Those days are gone; broadband/wifi took over, and there are more sources of content than anyone might have imagined. Computer magazines, like many other print venues, have so many costs associated with them that they've become impossible to run profitably.

Advance Communications is one of the few companies that's done well with magazines, but mainly supermarket checkout venues for "Cosmo" and "Vogue" and stuff. They're having a much more difficult time since moving into newspapers, as recent events at The Oregonian and elsewhere demonstrate.

Whether they'll be able to remain viable in that market seems questionable; certainly, their uniform web designs are a mess.

T. D. said...

Interesting, as you point out Max, that Advance has done well with print magazines. There still is a market for print magazines and newspapers, but how to find it effectively is the problem.

I have to admit that my magazine subscriptions have fallen significantly. I used to get 5 or 6 magazines a month and enjoyed browsing through them. But my non-book reading now includes so much that is online I just don't have the time for magazines that I used to. There are some magazines that are still as good as they used to be, but I didn't resubscribe because I found that they were just piling up. I don't have as much just sit down and page through interesting short stuff time as I used to. I guess I do that online now.

I think the Oregonian would be doing fine if it hadn't wounded its market by hiring reporters with the modern ethos of influencing events rather than doing basic investigative or in depth reporting. As I've said before, I get more insightful coverage on many important Metro area issues from your blog than I do from the Oregonian. They hand out fluff not only on people and projects they support, but on lots of other issues as well. Even were they to flip to a conservative editorial view, their reporting content is mostly not worth reading because they don't take the effort to explain key issues in what they report on. There is rarely an "aha" discovery moment when reading their reporting. You, by contrast, include a lot of "aha" material in what you post.

MAX Redline said...

Just the facts, TD - plus the background. Thanks. You're correct that the Zero crippled itself by bringing in too many with the modern ethos of influencing events rather than doing basic investigative or in depth reporting. Or, to clarify, we share that view.

T. D. said...

Max, do you think the good content now on the web makes us less likely to be satisfied with fluff pieces?

I think of my own reading, and I turn to certain sites or commentators/reporters when I'm looking for down time reading. In the past I might have picked up a magazine instead.

MAX Redline said...

I tend to believe the opposite, TD - I think that the pervasiveness of fluff and political correctness in the media is what drives people to the Web. Look at the AP: in a recent article, they started off with "17 year-old black Trayvon Martin" and ended the sentence with "George Zimmerman, who identifies as Hispanic."

Really? I mean, Really?

One might think that Martin's first name was "17 year-old black".

Did he "identify" as black, or is that or is "identifying" something that only white Hispanics do?
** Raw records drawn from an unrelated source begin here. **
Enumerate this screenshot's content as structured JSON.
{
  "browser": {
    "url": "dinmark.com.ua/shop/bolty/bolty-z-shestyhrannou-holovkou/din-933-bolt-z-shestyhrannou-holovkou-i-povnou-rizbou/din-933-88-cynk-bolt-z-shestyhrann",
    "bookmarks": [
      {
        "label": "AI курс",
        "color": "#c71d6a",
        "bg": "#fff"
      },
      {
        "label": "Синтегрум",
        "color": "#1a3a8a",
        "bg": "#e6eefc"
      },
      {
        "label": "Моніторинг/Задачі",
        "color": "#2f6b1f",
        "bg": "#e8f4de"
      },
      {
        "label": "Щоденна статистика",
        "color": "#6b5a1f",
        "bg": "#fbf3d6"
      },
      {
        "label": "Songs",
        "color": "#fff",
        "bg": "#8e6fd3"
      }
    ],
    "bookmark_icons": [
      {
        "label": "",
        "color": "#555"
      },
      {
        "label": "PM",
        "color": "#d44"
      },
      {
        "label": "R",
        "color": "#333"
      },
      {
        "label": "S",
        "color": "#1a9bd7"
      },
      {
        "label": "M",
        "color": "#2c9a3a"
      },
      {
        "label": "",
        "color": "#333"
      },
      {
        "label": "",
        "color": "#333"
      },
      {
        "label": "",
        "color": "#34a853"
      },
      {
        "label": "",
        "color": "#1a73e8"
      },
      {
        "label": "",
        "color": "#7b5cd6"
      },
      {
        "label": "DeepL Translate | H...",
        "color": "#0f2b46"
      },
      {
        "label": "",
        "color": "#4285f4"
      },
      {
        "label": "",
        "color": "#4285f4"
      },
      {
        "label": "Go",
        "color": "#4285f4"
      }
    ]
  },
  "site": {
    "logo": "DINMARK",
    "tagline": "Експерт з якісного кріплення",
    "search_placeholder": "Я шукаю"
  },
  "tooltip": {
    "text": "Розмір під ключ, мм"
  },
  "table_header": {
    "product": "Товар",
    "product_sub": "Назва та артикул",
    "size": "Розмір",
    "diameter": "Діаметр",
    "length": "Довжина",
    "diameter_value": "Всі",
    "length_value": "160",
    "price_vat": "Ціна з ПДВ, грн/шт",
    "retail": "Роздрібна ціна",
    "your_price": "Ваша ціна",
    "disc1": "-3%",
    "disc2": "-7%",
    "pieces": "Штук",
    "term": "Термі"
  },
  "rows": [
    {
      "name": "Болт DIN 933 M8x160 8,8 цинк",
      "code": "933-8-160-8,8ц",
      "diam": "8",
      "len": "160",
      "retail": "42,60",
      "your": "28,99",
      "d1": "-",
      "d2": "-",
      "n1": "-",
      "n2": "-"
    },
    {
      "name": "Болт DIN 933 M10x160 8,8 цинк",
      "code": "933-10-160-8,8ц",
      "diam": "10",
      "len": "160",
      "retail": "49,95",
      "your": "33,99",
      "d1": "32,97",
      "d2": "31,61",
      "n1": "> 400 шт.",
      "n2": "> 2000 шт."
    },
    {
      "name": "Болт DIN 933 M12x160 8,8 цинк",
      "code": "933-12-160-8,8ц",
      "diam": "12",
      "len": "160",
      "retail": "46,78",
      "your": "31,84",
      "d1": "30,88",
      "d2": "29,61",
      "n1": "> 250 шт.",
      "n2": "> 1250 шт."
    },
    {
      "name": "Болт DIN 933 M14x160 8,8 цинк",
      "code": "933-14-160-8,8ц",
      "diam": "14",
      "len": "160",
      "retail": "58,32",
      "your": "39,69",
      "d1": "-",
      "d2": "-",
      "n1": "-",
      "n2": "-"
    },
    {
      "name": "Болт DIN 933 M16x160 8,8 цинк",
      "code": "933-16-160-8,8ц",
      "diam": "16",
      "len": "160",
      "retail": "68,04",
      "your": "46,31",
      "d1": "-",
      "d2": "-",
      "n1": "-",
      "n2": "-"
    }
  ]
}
And since much of the content in newspapers today is reprinted almost verbatim from AP....

I find that I generally get better reporting by going online and visiting U.K. newspaper sites.

We see much the same in broadcast media, wherein they feed a soundbite and tell you to check their website for further details. And that very mindset, transferred to many print magazines, has featured prominently in their demise (along with increasing prices at the newsstand).

T. D. said...

Good point, Max. The sentence would be idiotic in any age, and now it's accepted journalism from a major U.S. news agency. Thanks!